The rush by developers to create Wi-Fi capable items and devices has experts excited about the future of the IoT. There are three relationships for these network connections: human-human, human-thing, and thing-thing. With the early success of the IoT, there is a mindset of “if it can be connected, it should be connected” and that mindset has grown the IoT tremendously in the past few years. Experts are forecasting that there will be over 26 billion connected devices by 2020, and most believe that is a conservative number. The real number could be upwards of over 100 billion.

The IoT will have a large impact on most American households in the not so distant future based on those forecasted numbers. Most people have one of two mindsets when it comes to this world of connects. They either wonder why you would want to be so connected to everything, or they wonder why you wouldn’t want to be. No matter what your thoughts are on the IoT, the reality is that these devices are already in production. I wouldn’t mind living in a world where my alarm clock goes off and sends my coffee maker a notification to start brewing, but that’s just me.

3 Big Data Trends for 2017

3 Big Data Trends for 2017

The term “Big Data” has only been around for the last decade or so, but in that time the use of big data has changed drastically. There most common definition of big data was coined by industry leader Doug Laney. He broke the definition up into the three Vs:

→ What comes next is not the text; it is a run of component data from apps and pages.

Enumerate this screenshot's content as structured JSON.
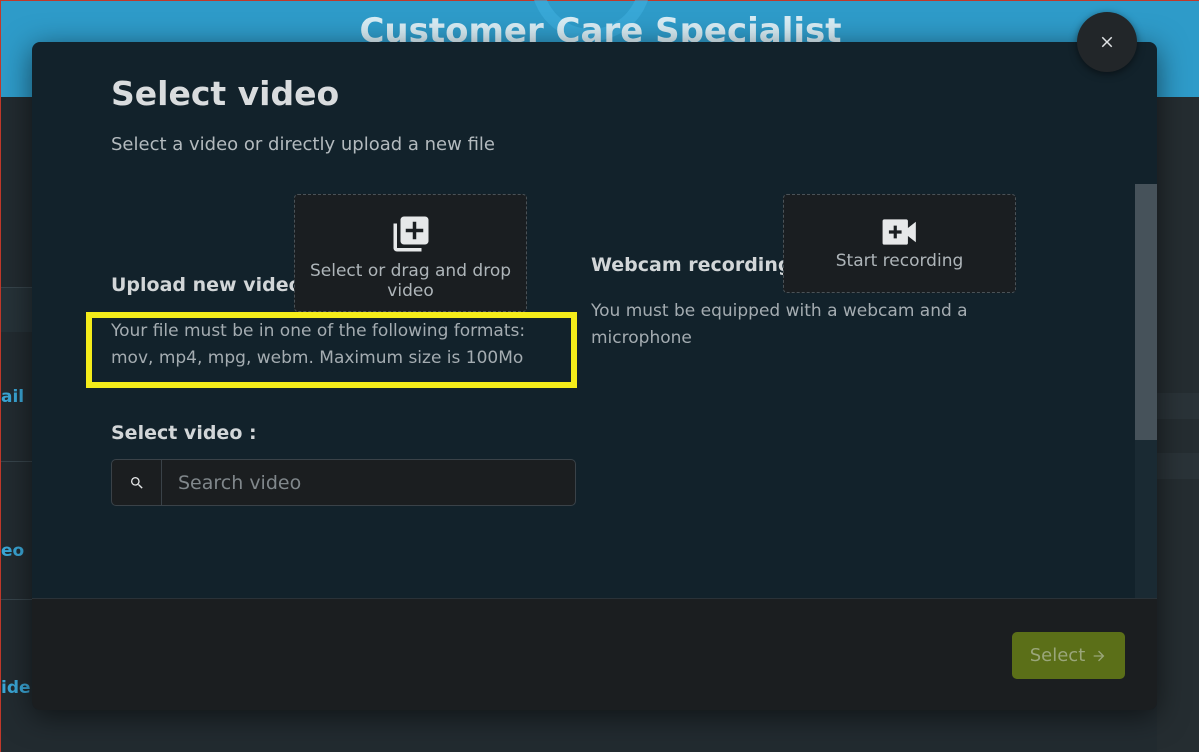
{
  "background": {
    "title": "Customer Care Specialist",
    "sidebar_fragments": [
      "ail",
      "eo",
      "ide"
    ]
  },
  "modal": {
    "title": "Select video",
    "subtitle": "Select a video or directly upload a new file",
    "upload": {
      "label": "Upload new video :",
      "dropzone_text": "Select or drag and drop video",
      "dropzone_icon": "library-add-icon",
      "helper_text": "Your file must be in one of the following formats: mov, mp4, mpg, webm. Maximum size is 100Mo"
    },
    "webcam": {
      "label": "Webcam recording :",
      "button_text": "Start recording",
      "button_icon": "videocam-icon",
      "helper_text": "You must be equipped with a webcam and a microphone"
    },
    "select_video": {
      "label": "Select video :",
      "search_placeholder": "Search video",
      "search_icon": "search-icon"
    },
    "footer": {
      "select_label": "Select",
      "select_icon": "arrow-right-icon"
    },
    "close_icon": "close-icon"
  },
  "colors": {
    "header_blue": "#2e9bc9",
    "modal_bg": "#12222b",
    "highlight": "#f4ec1a",
    "select_button": "#5b6f18"
  }
}
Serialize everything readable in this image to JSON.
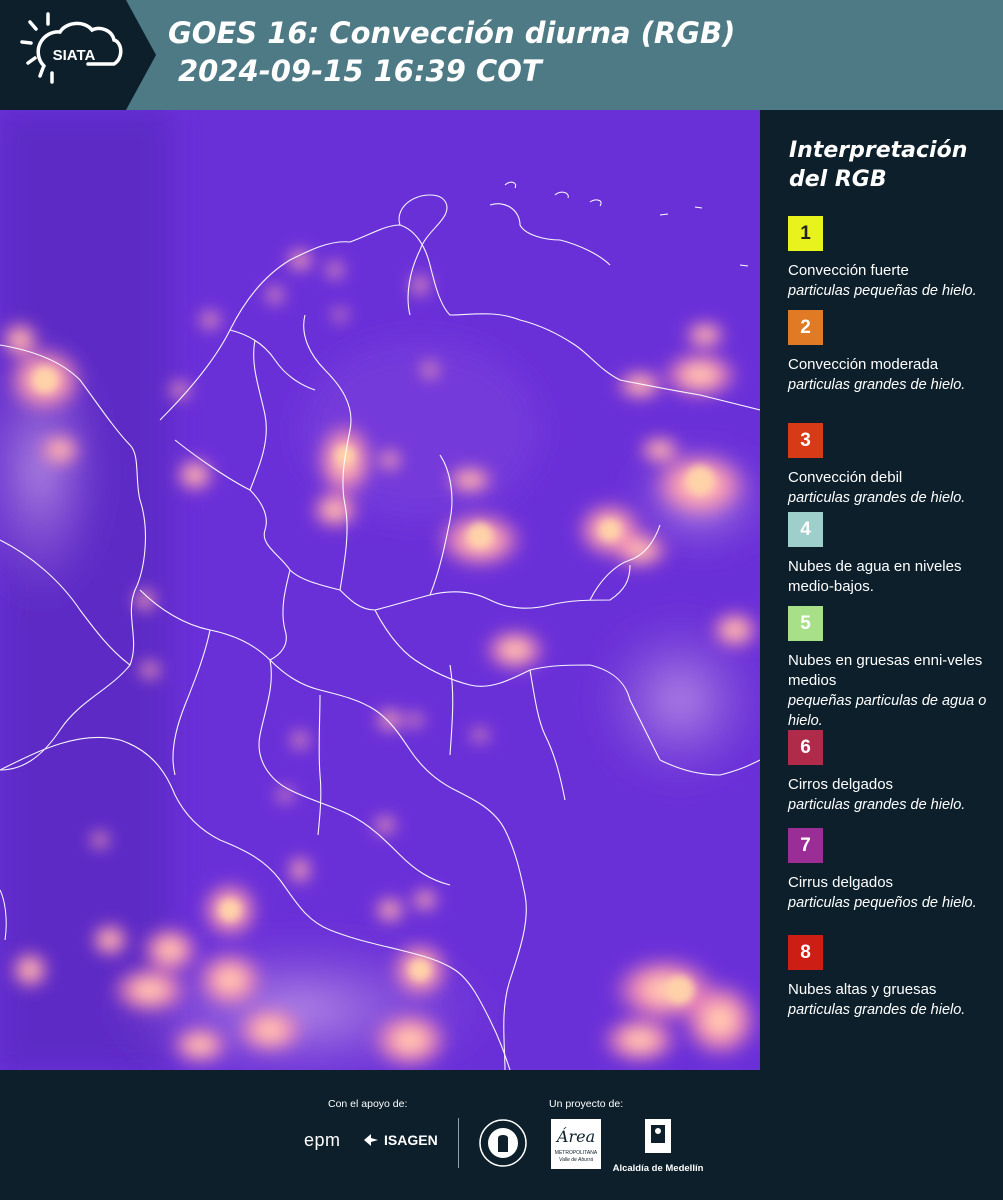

Velocity-Data comes in at an alarming rate and needs to be analyzed as soon as possible. Each year technology is making it easier for us to analyze the data in real time.

Variety-Data does not come in one specific format. It can be structured in traditional databases or unstructured documents such as text, email, video, and audio formats.

Volume-Data comes from many different sources and there is a lot of it, hence the term “Big Data.” New technologies are making it easier to compress and store the waves of data coming in.

For a long time, the data was compiled, and not a whole lot was done with it. In recent years, technologies have allowed us to use big data to streamline processes, discover trends, and even catch criminals. Big data has a bright future as it is something we are only recently understanding. Look for it to play a big role in the following ways in 2017.

Cloud Computing

Companies of all sizes are strategizing on ways to take their applications to the cloud, and the same goes for big data analytics. The ability to host data on the cloud instead of in data centers not only gives greater flexibility to companies in terms of where the data is stored, but it also allows those companies to move to a subscription-based service instead of signing multi-year deals on equipment to store data. Cloud service providers are now offering big data processing platforms, which makes the transition much easier.

Real-Time Analytics

Now that big data has been compiled and technology is getting better at sorting that data, executives are going to be making a push towards getting real-time analytics. Having the data is great, but the business world does not slow down or stop for anything, and if executives can have the data results in real time it will give them better insight into the next step they can take.

Incorporation of Dark Data

There is a huge amount of dark data that could be beneficial to companies, but it has yet to be cataloged and analyzed. So many companies have piles of physical documents, videos, and important corporate files that have yet to be converted to digital data. There will be a strong push to add all of these documents to databases in 2017 to help give a more comprehensive view of performance trends and cycles through the history of the company.

As more and more data streams into data centers across the world, we are tasked with the challenge of using it in a constructive and beneficial way for business and society as a whole. The future of big data is bright and exciting, and the technology that is being developed to analyze it will only improve its functions moving forward. Read more about big data and bitcoin at www.juddbagley.io.